The 10-year U.S. Treasury yield dipped Friday after the Federal Reserve's key inflation gauge rose at its fastest clip since 1983 in December.
The yield on the benchmark 10-year Treasury note fell 2.6 basis points to 1.782% at around 4:15 p.m. ET. The yield on the 30-year Treasury bond was little changed at 2.091%. Yields move inversely to prices and 1 basis point is equal to 0.01%.
December's personal consumption expenditures index, which is the Federal Reserve's primary inflation measure, increased 4.9% from a year ago, the Commerce Department reported Friday. This was the biggest gain going back to September 1983.
The personal consumption expenditures price index excluding food and energy was slightly more than the 4.8% Dow Jones estimate. The monthly gain of 0.5% was in line with expectations.
Investors are analyzing the data closely, given that the Fed indicated after its latest policy meeting this week that it could start raising interest rates in March in an attempt to help curb inflation.
"In the week ahead, the Treasury market will continue to digest the Fed's most
recent hawkish update and ponder not only the possibility of a 50 bp hike in March but also its ramifications," BMO Capital Markets' Ian Lyngen said in a note Friday. "This backdrop leaves us biased for higher yields during the weeks preceding the March Fed meeting."
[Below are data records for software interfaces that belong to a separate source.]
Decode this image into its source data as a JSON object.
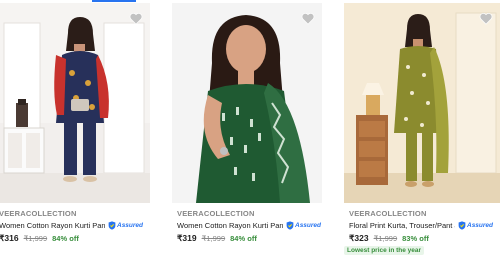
{
  "products": [
    {
      "brand": "VEERACOLLECTION",
      "title": "Women Cotton Rayon Kurti Pant ...",
      "assured_label": "Assured",
      "price": "₹316",
      "mrp": "₹1,999",
      "discount": "84% off",
      "image_icon": "woman-in-navy-floral-kurta-with-red-dupatta",
      "wishlist_icon": "heart-icon"
    },
    {
      "brand": "VEERACOLLECTION",
      "title": "Women Cotton Rayon Kurti Pant ...",
      "assured_label": "Assured",
      "price": "₹319",
      "mrp": "₹1,999",
      "discount": "84% off",
      "image_icon": "woman-in-green-printed-kurta-with-dupatta",
      "wishlist_icon": "heart-icon"
    },
    {
      "brand": "VEERACOLLECTION",
      "title": "Floral Print Kurta, Trouser/Pant & ...",
      "assured_label": "Assured",
      "price": "₹323",
      "mrp": "₹1,999",
      "discount": "83% off",
      "tag": "Lowest price in the year",
      "image_icon": "woman-in-olive-floral-kurta-set",
      "wishlist_icon": "heart-icon"
    }
  ],
  "colors": {
    "accent": "#2874f0",
    "discount_green": "#388e3c",
    "muted_text": "#878787",
    "primary_text": "#212121"
  }
}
Though the 10-year yield dipped Friday, the benchmark rate has climbed so far in 2022.
—CNBC's Maggie Fitzgerald and Michael Bloom contributed to this report.